# Action item
Before doing anything else, copy the entries below exactly.
[Information — start]
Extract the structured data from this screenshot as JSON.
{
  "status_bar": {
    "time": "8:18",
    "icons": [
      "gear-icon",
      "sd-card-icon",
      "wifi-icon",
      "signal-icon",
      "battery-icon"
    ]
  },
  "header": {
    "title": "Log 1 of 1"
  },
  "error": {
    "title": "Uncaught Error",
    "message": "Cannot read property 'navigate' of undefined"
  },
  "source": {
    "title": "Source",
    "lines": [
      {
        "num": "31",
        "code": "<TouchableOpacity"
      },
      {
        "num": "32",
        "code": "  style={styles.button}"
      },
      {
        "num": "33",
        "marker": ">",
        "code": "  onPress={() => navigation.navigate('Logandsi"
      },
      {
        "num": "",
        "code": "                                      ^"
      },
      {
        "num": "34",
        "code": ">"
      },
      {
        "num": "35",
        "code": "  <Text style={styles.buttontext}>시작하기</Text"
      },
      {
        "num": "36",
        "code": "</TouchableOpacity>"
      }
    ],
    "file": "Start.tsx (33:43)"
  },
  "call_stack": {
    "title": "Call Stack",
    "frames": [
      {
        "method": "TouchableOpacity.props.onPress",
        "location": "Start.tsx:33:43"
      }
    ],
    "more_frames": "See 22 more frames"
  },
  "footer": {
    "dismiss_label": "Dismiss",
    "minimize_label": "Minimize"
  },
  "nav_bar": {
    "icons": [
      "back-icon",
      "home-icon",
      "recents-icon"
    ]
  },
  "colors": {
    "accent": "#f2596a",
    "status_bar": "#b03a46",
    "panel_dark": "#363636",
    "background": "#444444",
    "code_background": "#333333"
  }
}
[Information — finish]
# Response area
Extract the structured data from this screenshot as JSON.
{
  "status_bar": {
    "time": "8:18",
    "icons": [
      "gear-icon",
      "sd-card-icon",
      "wifi-icon",
      "signal-icon",
      "battery-icon"
    ]
  },
  "header": {
    "title": "Log 1 of 1"
  },
  "error": {
    "title": "Uncaught Error",
    "message": "Cannot read property 'navigate' of undefined"
  },
  "source": {
    "title": "Source",
    "lines": [
      {
        "num": "31",
        "code": "<TouchableOpacity"
      },
      {
        "num": "32",
        "code": "  style={styles.button}"
      },
      {
        "num": "33",
        "marker": ">",
        "code": "  onPress={() => navigation.navigate('Logandsi"
      },
      {
        "num": "",
        "code": "                                      ^"
      },
      {
        "num": "34",
        "code": ">"
      },
      {
        "num": "35",
        "code": "  <Text style={styles.buttontext}>시작하기</Text"
      },
      {
        "num": "36",
        "code": "</TouchableOpacity>"
      }
    ],
    "file": "Start.tsx (33:43)"
  },
  "call_stack": {
    "title": "Call Stack",
    "frames": [
      {
        "method": "TouchableOpacity.props.onPress",
        "location": "Start.tsx:33:43"
      }
    ],
    "more_frames": "See 22 more frames"
  },
  "footer": {
    "dismiss_label": "Dismiss",
    "minimize_label": "Minimize"
  },
  "nav_bar": {
    "icons": [
      "back-icon",
      "home-icon",
      "recents-icon"
    ]
  },
  "colors": {
    "accent": "#f2596a",
    "status_bar": "#b03a46",
    "panel_dark": "#363636",
    "background": "#444444",
    "code_background": "#333333"
  }
}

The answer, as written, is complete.